Progress slowly without over-straining the muscles.

Sit comfortably in Vajrasana.

Now spread your knees apart.

Now rise up on your knees and spread the toes apart.

Now with your hands rotate both your calf muscles externally.

Now sit down in between the toes.

You will feel the stretch in your thighs.

Make sure that you are not overstraining the muscles and ligaments of the legs.

Slowly bend back, putting the forearm and the elbow on the floor.

Slowly bring down your head to the ground while arching the back.

Place your hands on the thighs.

Try to keep the lower legs connected with the ground.

If necessary, separate the knees further.

Close your eyes and relax the body.

Supta Vajrasana Sleeping Thunderbolt Pose Indian Man Yoga

Inhale slowly and deeply.

If you are comfortable, raise your arms and fold them behind your head.

This will stretch the upper body.

Stay in this position and relax

Focus your attention on the breath.

Now release the arms and hold the shin.

Shift the weight of the upper body on the elbows.

Raise the head and arch your back to place the top of the head on the floor.

Place your arms back on the thighs.
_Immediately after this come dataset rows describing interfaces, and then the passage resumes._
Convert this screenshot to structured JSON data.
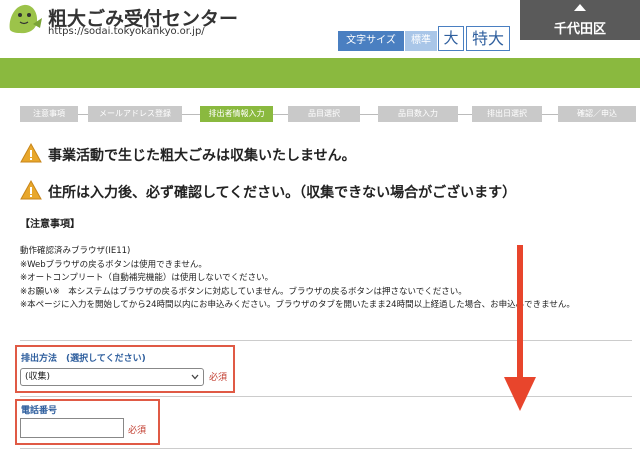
{
  "header": {
    "site_title": "粗大ごみ受付センター",
    "site_url": "https://sodai.tokyokankyo.or.jp/",
    "font_size": {
      "label": "文字サイズ",
      "normal": "標準",
      "large": "大",
      "xlarge": "特大"
    },
    "ward": "千代田区"
  },
  "steps": [
    {
      "label": "注意事項",
      "active": false
    },
    {
      "label": "メールアドレス登録",
      "active": false
    },
    {
      "label": "排出者情報入力",
      "active": true
    },
    {
      "label": "品目選択",
      "active": false
    },
    {
      "label": "品目数入力",
      "active": false
    },
    {
      "label": "排出日選択",
      "active": false
    },
    {
      "label": "確認／申込",
      "active": false
    }
  ],
  "warnings": [
    "事業活動で生じた粗大ごみは収集いたしません。",
    "住所は入力後、必ず確認してください。（収集できない場合がございます）"
  ],
  "notes": {
    "heading": "【注意事項】",
    "lines": [
      "動作確認済みブラウザ(IE11)",
      "※Webブラウザの戻るボタンは使用できません。",
      "※オートコンプリート（自動補完機能）は使用しないでください。",
      "※お願い※　本システムはブラウザの戻るボタンに対応していません。ブラウザの戻るボタンは押さないでください。",
      "※本ページに入力を開始してから24時間以内にお申込みください。ブラウザのタブを開いたまま24時間以上経過した場合、お申込みできません。"
    ]
  },
  "form": {
    "method": {
      "label": "排出方法　(選択してください)",
      "value": "(収集)",
      "required": "必須"
    },
    "phone": {
      "label": "電話番号",
      "value": "",
      "required": "必須"
    }
  },
  "colors": {
    "green": "#8ab93f",
    "blue": "#4a7fc1",
    "red": "#e05a45",
    "step_gray": "#c9c9c9"
  }
}
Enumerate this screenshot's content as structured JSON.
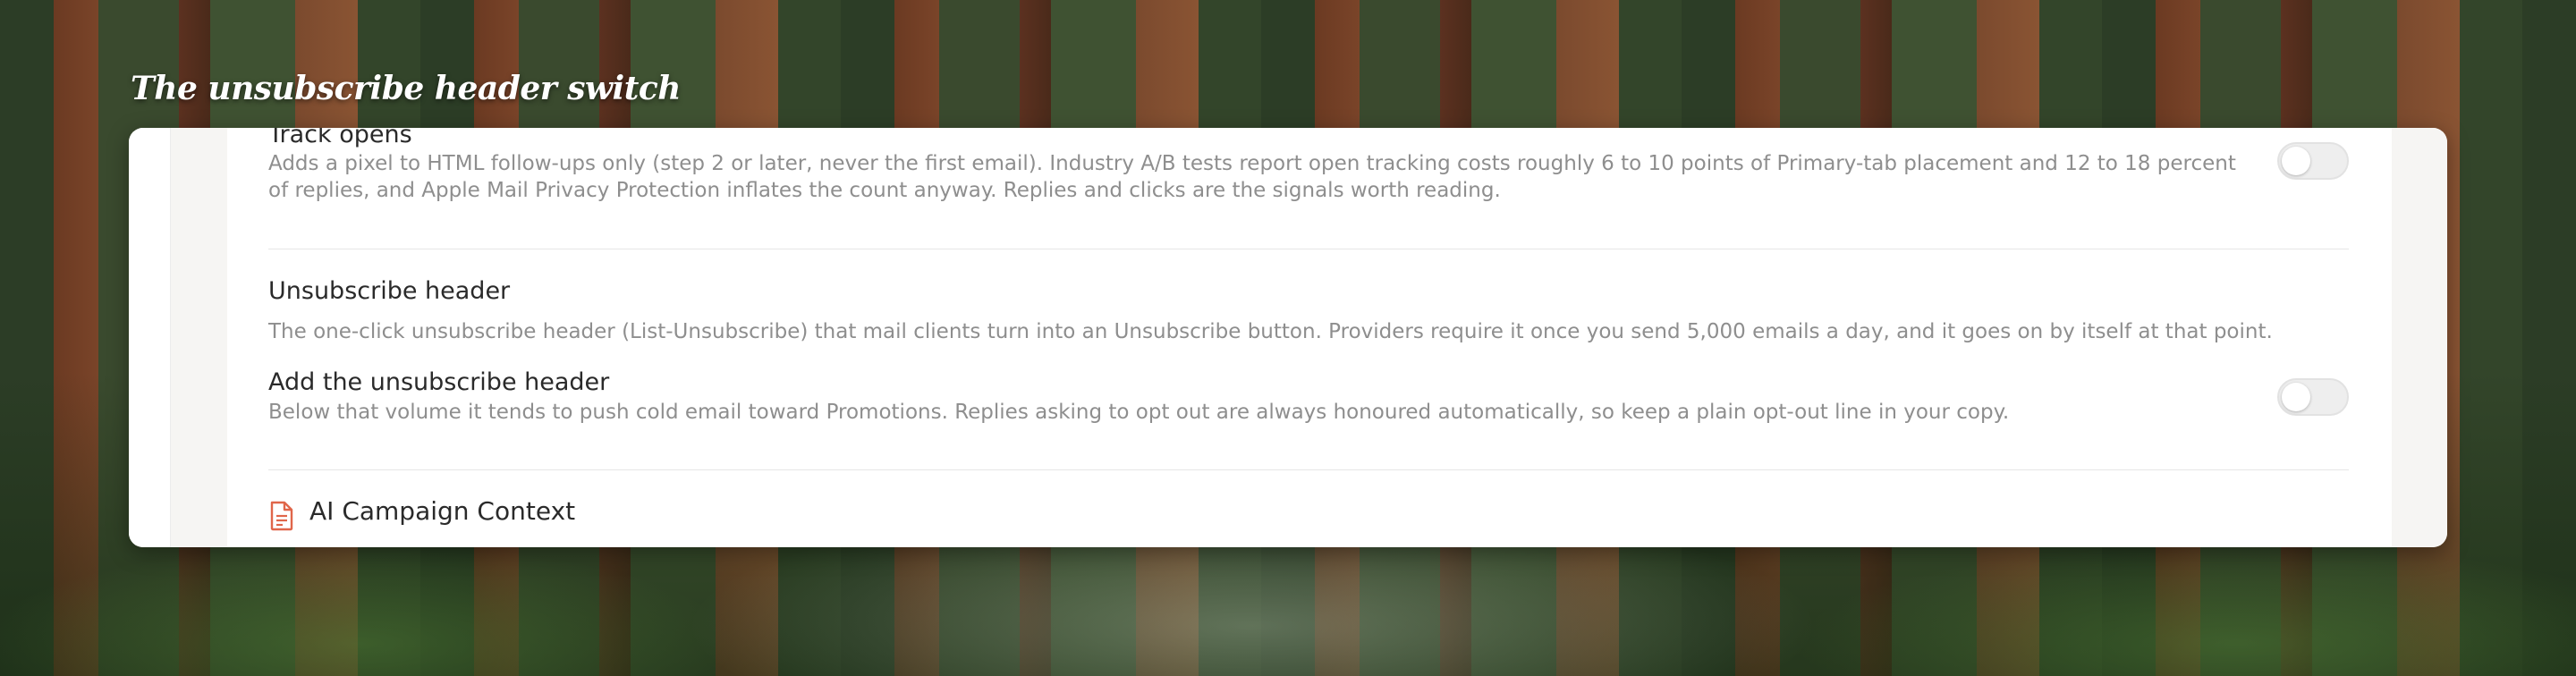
{
  "caption": "The unsubscribe header switch",
  "track_opens": {
    "title": "Track opens",
    "description": "Adds a pixel to HTML follow-ups only (step 2 or later, never the first email). Industry A/B tests report open tracking costs roughly 6 to 10 points of Primary-tab placement and 12 to 18 percent of replies, and Apple Mail Privacy Protection inflates the count anyway. Replies and clicks are the signals worth reading.",
    "enabled": false
  },
  "unsubscribe_section": {
    "title": "Unsubscribe header",
    "description": "The one-click unsubscribe header (List-Unsubscribe) that mail clients turn into an Unsubscribe button. Providers require it once you send 5,000 emails a day, and it goes on by itself at that point."
  },
  "add_unsubscribe": {
    "title": "Add the unsubscribe header",
    "description": "Below that volume it tends to push cold email toward Promotions. Replies asking to opt out are always honoured automatically, so keep a plain opt-out line in your copy.",
    "enabled": false
  },
  "ai_context": {
    "title": "AI Campaign Context",
    "icon": "document-icon"
  },
  "colors": {
    "accent_icon": "#e0664a",
    "toggle_off": "#eeeeee"
  }
}
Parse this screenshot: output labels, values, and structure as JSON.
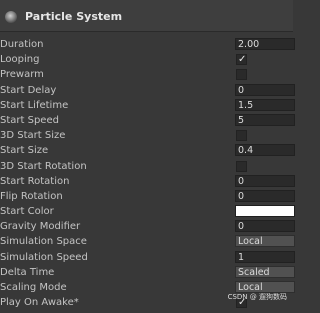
{
  "header": {
    "title": "Particle System",
    "icon": "particle-system-icon"
  },
  "properties": [
    {
      "label": "Duration",
      "type": "number",
      "value": "2.00"
    },
    {
      "label": "Looping",
      "type": "checkbox",
      "checked": true
    },
    {
      "label": "Prewarm",
      "type": "checkbox",
      "checked": false
    },
    {
      "label": "Start Delay",
      "type": "number",
      "value": "0"
    },
    {
      "label": "Start Lifetime",
      "type": "number",
      "value": "1.5"
    },
    {
      "label": "Start Speed",
      "type": "number",
      "value": "5"
    },
    {
      "label": "3D Start Size",
      "type": "checkbox",
      "checked": false
    },
    {
      "label": "Start Size",
      "type": "number",
      "value": "0.4"
    },
    {
      "label": "3D Start Rotation",
      "type": "checkbox",
      "checked": false
    },
    {
      "label": "Start Rotation",
      "type": "number",
      "value": "0"
    },
    {
      "label": "Flip Rotation",
      "type": "number",
      "value": "0"
    },
    {
      "label": "Start Color",
      "type": "color",
      "color": "#ffffff"
    },
    {
      "label": "Gravity Modifier",
      "type": "number",
      "value": "0"
    },
    {
      "label": "Simulation Space",
      "type": "dropdown",
      "value": "Local"
    },
    {
      "label": "Simulation Speed",
      "type": "number",
      "value": "1"
    },
    {
      "label": "Delta Time",
      "type": "dropdown",
      "value": "Scaled"
    },
    {
      "label": "Scaling Mode",
      "type": "dropdown",
      "value": "Local"
    },
    {
      "label": "Play On Awake*",
      "type": "checkbox",
      "checked": true
    }
  ],
  "watermark": "CSDN @ 遛狗数码"
}
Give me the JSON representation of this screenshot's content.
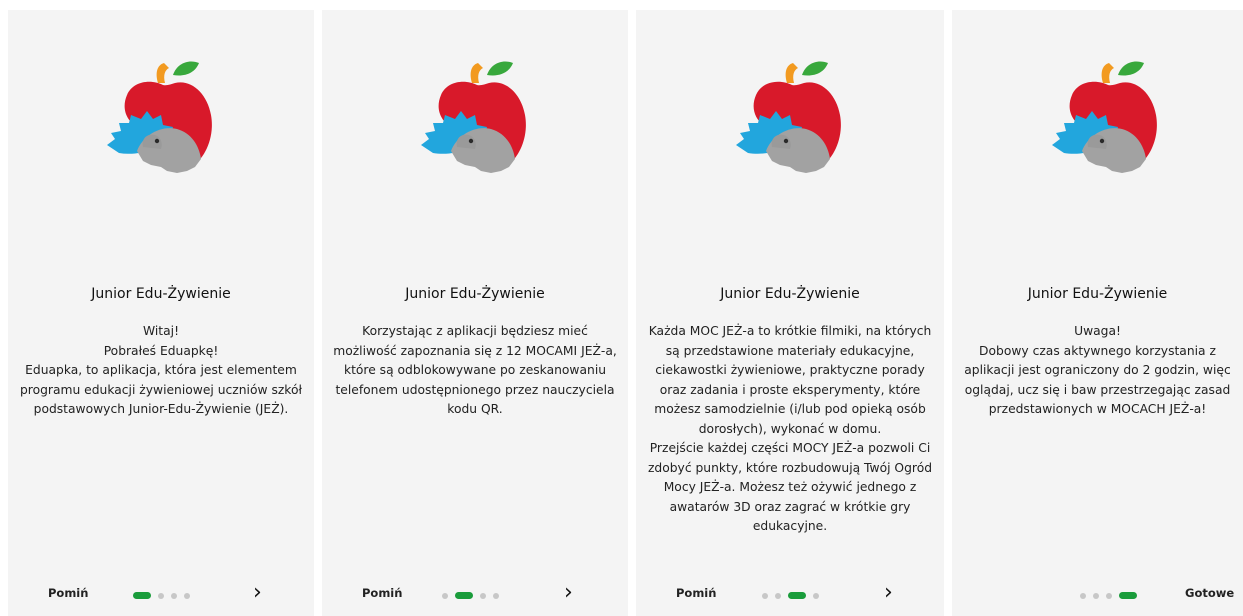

Relax in this position.

Now hold your shin and with the help of the elbows return back to Vajrasana.

Never leave the ultimate position by straightening the legs first; it’s going to dislocate the knee joints.

This movement increases flexibility of the legs and strengthens them for meditative postures.

It stretches the ribcage and helps the lungs to fill up to maximum capacity. It helps to get rid of respiratory disorders.

'Now bend forwards and place your head on the floor.

Fold your arms in front of your head and relax.

That completes the sequence for today.